I think often times diabetes burnout comes from impatience — I know it does for me. This is a good example. The pattern DID become clear, and there’s an increasingly clear path forward. But while I was in the midst of the “high-low” jungle, it was hard to remain calm and not get frustrated.
Moses in the desert
Those periods in our lives when things aren’t making sense can feel so aimless and frustrating, can’t they? I’m Buddhist myself, but I often think back to the story of Moses in the desert when I’m going through one of those periods. I understand that I can’t just give up, or quit, or lose hope. But it can be so hard not to!
But the clearer we keep our heads, the sooner the answers will come. If we’re too emotional, too caught up in panicking over our numbers, it becomes very easy to MISS the patterns. Spotting patterns is a critical thinking skill. And critical thinking requires focus, a feeling of calm, and a certain level of detachment. The million-dollar question, of course, is HOW to keep that ability in the midst of the walk through the desert without just getting permanently lost there.
I think the answers to that question are as varied as we are.

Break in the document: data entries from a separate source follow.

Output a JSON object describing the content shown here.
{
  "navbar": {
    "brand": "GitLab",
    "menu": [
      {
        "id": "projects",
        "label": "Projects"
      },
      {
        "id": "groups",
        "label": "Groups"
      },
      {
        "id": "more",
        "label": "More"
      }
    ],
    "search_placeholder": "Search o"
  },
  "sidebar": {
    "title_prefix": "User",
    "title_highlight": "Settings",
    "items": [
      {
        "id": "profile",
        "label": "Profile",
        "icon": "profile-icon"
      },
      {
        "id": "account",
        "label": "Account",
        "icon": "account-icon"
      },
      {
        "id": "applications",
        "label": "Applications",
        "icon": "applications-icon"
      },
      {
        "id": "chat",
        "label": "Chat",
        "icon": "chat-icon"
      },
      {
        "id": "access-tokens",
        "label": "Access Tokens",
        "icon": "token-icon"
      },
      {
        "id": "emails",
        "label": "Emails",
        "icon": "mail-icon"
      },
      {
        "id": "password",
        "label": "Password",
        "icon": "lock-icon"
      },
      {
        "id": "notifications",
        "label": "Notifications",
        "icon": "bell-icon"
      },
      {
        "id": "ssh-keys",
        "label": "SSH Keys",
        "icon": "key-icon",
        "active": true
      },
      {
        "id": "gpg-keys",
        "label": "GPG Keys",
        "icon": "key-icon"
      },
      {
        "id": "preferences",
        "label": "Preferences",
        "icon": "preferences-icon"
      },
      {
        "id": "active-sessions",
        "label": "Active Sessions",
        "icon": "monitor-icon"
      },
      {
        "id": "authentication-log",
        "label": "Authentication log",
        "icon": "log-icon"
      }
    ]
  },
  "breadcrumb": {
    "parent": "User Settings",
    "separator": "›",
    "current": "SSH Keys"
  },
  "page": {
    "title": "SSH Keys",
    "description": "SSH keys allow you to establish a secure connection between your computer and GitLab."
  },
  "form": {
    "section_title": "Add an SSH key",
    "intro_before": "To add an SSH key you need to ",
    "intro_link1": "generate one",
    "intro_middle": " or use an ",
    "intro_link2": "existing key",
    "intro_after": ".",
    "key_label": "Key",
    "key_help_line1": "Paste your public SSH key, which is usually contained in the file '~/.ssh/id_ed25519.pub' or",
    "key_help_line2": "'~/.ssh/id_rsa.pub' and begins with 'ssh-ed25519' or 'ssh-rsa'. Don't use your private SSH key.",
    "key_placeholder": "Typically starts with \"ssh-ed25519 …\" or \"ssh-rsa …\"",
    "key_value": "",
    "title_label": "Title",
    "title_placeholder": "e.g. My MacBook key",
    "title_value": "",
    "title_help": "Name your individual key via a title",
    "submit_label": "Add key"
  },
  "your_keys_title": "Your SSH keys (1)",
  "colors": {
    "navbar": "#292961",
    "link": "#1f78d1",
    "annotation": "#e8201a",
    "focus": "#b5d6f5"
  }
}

Some rely on their faith, others rely on conversations with friends, family, and loved ones. Some rely on meditation, physical activities that help focus the mind, or music. One of my favorites? Petting our cats. I’m serious. When I was feeling frustrated last week, I sat down on the couch, turned off the TV, and curled up with a purring furball for about 45 minutes. It didn’t solve any of my high numbers, but it sure made it easier to deal with them. It calmed me down, helped me see things more clearly. And that made it easier to SPOT the pattern a few days later, which DID make it easier to correct those high numbers.
It’s ironic that the moments when we need clear, calm thinking the most are usually the moments when we’re feeling the MOST frustrated and least likely to be ABLE to stay calm and think clearly! Diabetes definitely challenges us on that one, pretty darned frequently. It’s our job to stay one step ahead of it. So the next time my numbers are bonkers, I’ll find one of my cats and get some purr-therapy. What’ll you do?
Source URL: https://www.diabetesselfmanagement.com/blog/diabetes-burnout/
Scott Coulter: Scott Coulter is a freelance writer diagnosed with Type 1 diabetes at age 15. He has spent a great deal of time learning how to successfully manage his blood sugar and enjoys writing about his diabetes management experiences. Also a longtime Philadelphia-based musician, Scott is married to a beautiful, supportive, extraordinary wife, and together they are the proud parents of four cats. (Scott Coulter is not a medical professional.)
Disclaimer of Medical Advice: You understand that the blog posts and comments to such blog posts (whether posted by us, our agents or bloggers, or by users) do not constitute medical advice or recommendation of any kind, and you should not rely on any information contained in such posts or comments to replace consultations with your qualified health care professionals to meet your individual needs. The opinions and other information contained in the blog posts and comments do not reflect the opinions or positions of the Site Proprietor.
Copyright ©2022 Diabetes Self-Management unless otherwise noted.